PROBLEM TO SOLVE: Tally the lines below that hold the string "selected", and give only the tally.
┌──
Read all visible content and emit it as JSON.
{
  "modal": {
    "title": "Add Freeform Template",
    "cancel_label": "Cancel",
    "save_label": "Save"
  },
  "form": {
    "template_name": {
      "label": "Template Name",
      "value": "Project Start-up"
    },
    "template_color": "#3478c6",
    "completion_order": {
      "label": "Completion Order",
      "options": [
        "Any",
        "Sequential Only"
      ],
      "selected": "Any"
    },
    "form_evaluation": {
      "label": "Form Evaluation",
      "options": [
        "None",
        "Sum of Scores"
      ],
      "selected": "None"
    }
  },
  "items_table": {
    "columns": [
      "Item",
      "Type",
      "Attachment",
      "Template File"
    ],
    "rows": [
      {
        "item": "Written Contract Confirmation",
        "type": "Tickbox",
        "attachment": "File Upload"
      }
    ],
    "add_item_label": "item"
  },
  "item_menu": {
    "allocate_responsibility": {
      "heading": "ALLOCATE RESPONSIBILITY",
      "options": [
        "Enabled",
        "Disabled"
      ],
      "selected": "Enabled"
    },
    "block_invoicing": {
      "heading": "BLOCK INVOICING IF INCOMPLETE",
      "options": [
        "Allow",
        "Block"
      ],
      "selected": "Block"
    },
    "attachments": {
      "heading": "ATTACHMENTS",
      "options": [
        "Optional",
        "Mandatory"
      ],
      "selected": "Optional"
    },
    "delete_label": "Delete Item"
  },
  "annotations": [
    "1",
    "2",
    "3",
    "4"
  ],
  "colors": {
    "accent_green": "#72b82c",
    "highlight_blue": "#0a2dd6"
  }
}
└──
ANSWER SECTION: 5